Raleigh County voters have a big decision to make Saturday, one in which we hope that a good majority of them will participate.
Citizens will go to the polls to decide whether to extend the excess levy for another five years. The levy helps fund a lot of extras for the schools, as well as enabling the Raleigh board to pay teachers a bit extra, hopefully enticing them to stay in the county.
While important, the excess levy, which has been continuously in effect since 1941, isn’t the biggest question before the voters. The big deal is the $39.5 million bond call.
What the Raleigh Board of Education wants to do is sell bonds in that amount to fund construction of new schools and make much-needed improvements to others. When selling the bond, the board will promise to repay the $39.5 million with at least 6 percent interest in no more than seven and a half years.
Yeah, that is a big, fat, hairy deal — to borrow an expression from cartoon cat Garfield.
Educating our children, who will be the leaders of tomorrow, is also a big, fat, hairy deal. And there is no doubt that is a hard task when faced with antiquated, out-dated facilities.
We support this bond call. One of the schools to be replaced, Stratton Elementary, is 75 years old and little has been done to it over those years. It’s long past time that these older facilities are upgraded or replaced as necessary to give children the best environment in which to learn.
We do add a caveat to our support.
Other bond-funded projects have not turned out so well. A case in point is Beckley-Stratton Middle School.

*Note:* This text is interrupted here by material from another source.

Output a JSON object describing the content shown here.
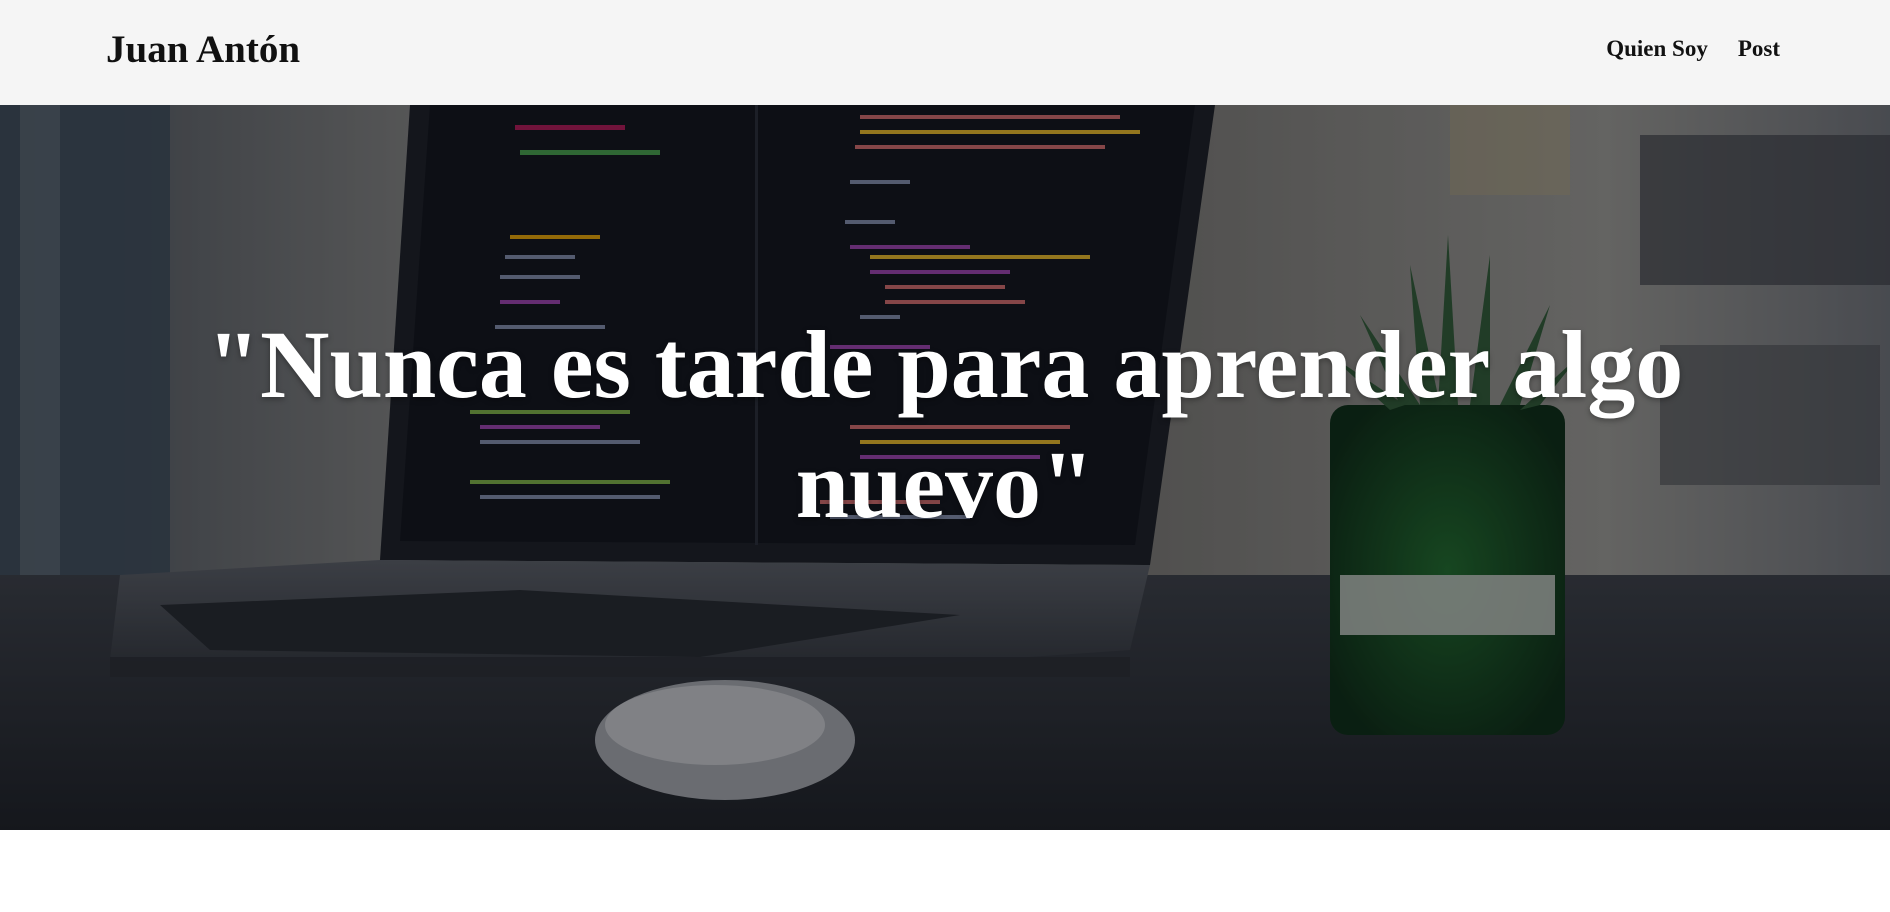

Just months after its opening during the 1998-99 school year, it was reported by the School Building Authority that it was among schools not conducive to learning because of problems with air quality, HVAC and electrical system.
Just last year, the SBA awarded the school a $1 million grant to fund a new roof, a complete reconfiguration of the HVAC system, replace windows and to make electrical upgrades.
Beckley Elementary, which opened n 2004, now needs a new gym. Was no foresight used in planning that school?
Our caveat is that the Raleigh County Board of Education makes certain that the plans for the new schools and improvements are of the highest standards that such issues do not occur and that they can meet future needs.
We urge ALL Raleigh County voters to consider to get out and vote. A minority of the citizens should not decide the issue for the majority.